Arlington police have arrested 32 persons and are seeking nine others following a crackdown on what authorities described as two major distribution centers for illicit drugs in the county.

A six-month undercover investigation centering on a topless restaurant within view of police headquarters on Wilson Boulevard and a 24-hour pool hall and arcade on Columbia Pike resulted in 70 felony indictments on various charges of possessing and distributing narcotics.

Among those charged are eight current or former employes of Zigfield's Restaurant at 2222 Wilson Blvd., less than a block from the County Courthouse, and three managers of Champion Billiards at 3249 Columbia Pike in the Westmont Shopping Center, who were also charged with illegal gambling. Police said they found no evidence that the owners of the firms were involved.

Drug sales at the two locations apparently were unrelated, police said, but were investigated concurrently by a single undercover officer posing as a customer. At Champion Billiards, authorities said, juveniles as young as 15 were found using cocaine and participating as intermediaries in drug transactions. Others as young as 12 were suspected by police of using and trafficking in illegal drugs.

Of the 41 persons charged as a result of the investigation, 10 are juveniles between the ages of 15 and 17.

"We've shut down two major distribution points," said vice detective Henry Churchbourne. "We're unaware that there are any others."

Authorities identified two men as being the primary sources of drugs sold at Champion Billiards. Robert Adam Lowry of Arlington and Michael Travis Dillard of Woodbridge were arrested Saturday night at the Gino's restaurant at Glebe Road and Arlington Boulevard, where an undercover officer had arranged to buy $10,000 worth of cocaine from Lowry, police said.

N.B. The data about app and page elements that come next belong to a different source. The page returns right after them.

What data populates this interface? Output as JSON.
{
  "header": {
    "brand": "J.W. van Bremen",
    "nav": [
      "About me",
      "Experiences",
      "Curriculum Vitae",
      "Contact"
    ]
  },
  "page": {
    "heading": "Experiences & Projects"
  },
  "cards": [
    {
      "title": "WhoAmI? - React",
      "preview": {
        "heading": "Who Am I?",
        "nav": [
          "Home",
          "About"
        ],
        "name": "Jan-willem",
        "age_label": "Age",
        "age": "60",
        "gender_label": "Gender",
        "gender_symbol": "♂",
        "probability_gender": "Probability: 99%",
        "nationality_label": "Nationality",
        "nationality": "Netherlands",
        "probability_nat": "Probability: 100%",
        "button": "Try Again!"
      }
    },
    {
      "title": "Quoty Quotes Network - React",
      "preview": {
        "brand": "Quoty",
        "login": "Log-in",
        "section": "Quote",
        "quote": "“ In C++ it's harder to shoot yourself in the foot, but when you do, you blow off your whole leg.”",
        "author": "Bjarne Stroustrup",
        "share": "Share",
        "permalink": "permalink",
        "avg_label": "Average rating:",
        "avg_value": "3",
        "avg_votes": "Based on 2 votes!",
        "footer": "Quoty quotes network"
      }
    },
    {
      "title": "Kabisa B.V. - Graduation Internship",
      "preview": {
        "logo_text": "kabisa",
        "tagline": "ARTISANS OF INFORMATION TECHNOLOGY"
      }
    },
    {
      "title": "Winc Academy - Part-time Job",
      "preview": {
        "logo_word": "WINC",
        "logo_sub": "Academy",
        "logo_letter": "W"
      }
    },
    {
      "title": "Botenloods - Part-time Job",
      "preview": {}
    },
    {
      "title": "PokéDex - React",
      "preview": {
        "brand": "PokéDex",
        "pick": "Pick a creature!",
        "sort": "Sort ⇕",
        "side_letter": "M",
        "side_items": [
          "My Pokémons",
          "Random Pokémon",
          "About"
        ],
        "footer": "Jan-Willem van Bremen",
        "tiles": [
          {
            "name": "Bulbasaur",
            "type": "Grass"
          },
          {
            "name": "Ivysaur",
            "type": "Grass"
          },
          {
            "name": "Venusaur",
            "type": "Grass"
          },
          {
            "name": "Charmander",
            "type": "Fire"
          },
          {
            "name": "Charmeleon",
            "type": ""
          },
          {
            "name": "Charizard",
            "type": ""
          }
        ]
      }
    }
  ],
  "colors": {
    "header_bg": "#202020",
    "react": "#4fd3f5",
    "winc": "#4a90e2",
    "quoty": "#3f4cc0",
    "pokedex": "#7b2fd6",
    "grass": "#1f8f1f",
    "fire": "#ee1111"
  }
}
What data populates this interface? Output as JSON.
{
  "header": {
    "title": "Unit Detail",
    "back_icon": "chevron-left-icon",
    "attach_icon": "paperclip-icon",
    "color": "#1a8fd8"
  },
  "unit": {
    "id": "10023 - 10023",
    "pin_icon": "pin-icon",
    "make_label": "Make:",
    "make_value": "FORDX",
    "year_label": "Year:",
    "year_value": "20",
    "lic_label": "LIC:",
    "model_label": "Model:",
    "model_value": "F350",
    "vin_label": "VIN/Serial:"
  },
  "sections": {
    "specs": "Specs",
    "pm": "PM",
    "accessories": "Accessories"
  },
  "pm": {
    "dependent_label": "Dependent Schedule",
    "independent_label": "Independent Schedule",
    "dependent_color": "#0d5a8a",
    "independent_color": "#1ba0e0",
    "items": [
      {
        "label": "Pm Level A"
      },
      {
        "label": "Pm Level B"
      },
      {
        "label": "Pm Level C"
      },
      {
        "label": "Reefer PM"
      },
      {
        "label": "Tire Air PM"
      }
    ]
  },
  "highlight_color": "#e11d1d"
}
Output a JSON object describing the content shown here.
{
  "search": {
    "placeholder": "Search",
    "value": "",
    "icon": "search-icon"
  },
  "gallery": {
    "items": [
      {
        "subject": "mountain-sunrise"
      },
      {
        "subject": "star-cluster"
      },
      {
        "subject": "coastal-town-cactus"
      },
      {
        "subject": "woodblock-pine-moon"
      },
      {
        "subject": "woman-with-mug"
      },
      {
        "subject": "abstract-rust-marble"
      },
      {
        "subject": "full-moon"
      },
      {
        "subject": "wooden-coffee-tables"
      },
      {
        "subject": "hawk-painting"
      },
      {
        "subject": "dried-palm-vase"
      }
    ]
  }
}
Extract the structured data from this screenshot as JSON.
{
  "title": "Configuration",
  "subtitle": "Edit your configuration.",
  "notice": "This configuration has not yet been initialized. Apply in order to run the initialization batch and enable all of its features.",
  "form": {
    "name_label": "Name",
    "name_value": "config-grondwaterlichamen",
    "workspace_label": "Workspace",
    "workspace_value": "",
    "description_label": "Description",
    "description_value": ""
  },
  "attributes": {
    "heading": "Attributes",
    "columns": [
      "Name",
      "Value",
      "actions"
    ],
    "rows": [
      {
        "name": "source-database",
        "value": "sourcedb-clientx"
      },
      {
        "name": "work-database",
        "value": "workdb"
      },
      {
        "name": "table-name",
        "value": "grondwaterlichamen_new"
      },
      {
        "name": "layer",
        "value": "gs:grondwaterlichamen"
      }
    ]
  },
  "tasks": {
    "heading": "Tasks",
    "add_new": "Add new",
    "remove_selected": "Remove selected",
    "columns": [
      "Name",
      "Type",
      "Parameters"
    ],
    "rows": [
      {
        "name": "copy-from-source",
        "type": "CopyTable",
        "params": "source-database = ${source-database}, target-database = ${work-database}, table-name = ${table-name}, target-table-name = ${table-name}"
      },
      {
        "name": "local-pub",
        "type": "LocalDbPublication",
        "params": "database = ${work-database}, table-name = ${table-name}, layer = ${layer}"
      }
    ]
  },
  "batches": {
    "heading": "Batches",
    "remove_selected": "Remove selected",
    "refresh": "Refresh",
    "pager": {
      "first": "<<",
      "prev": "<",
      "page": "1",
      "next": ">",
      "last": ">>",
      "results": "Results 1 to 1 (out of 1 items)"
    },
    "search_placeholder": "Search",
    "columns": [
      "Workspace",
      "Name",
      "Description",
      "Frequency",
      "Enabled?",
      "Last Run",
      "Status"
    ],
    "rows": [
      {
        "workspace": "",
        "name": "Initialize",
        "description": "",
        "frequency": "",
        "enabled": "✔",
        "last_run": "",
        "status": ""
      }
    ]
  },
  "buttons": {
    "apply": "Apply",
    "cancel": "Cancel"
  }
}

"He Lowry bragged about how much cocaine he could supply and he wasn't wrong," Churchbourne said. "He supplied whatever we asked for."

Prince William County police subsequently executed a search warrant at Dillard's house and seized quantities of cocaine, PCP, marijuana and hashish worth an estimated $30,000.

Lowry and Dillard, both charged with distributing cocaine, are being held in Arlington jail on $30,000 and $50,000 bond respectively.

"We keep saying year in and year out that we're going to uphold the drug laws of Arlington County," said Police Chief William Stover. "People appear not to be getting the message."

Both Zigfield's and Champion Billiards were open for business yesterday. David Wagner, a night bouncer who identified himself as a spokesman for Zigfield's, said management there had no knowledge of the alleged drug sales. "Nobody who works here got arrested," Wagner said. "They police would like to close us down. They'd like to close all the topless places down in Virginia."

According to police, the eight current or former Zigfield employes charged in the case include six dancers and two barmaids. Churchbourne said that some dancers, many of whom were drug users themselves, regularly approached customers with veiled offers of barbiturates and PCP, which law enforcement officers call "killer dust."

At Champion Billiards, a man who answered the telephone but declined to identify himself also disavowed any knowledge of drug sales, saying the owner was often absent from the premises. "Now we've rectified the mistake," he said.

Authorities said they became suspicious of activities at or near Champion Billiards after receiving complaints from managers of neighboring stores in the shopping center.

"There were folks hanging out and fights in the parking lot," said Joseph Bianchi, manager of the Dart Drug there. "It was a bad influence on the shopping center."

Police said drug use and dealing at the arcade was in the open. "There were times," Churchbourne said, "when people were just standing around waiting for a shipment to come in."

Investigators said four of the person charged face additional charges of distributing drugs to minors, an offense punishable by a minimum 10-year prison sentence under Virginia law.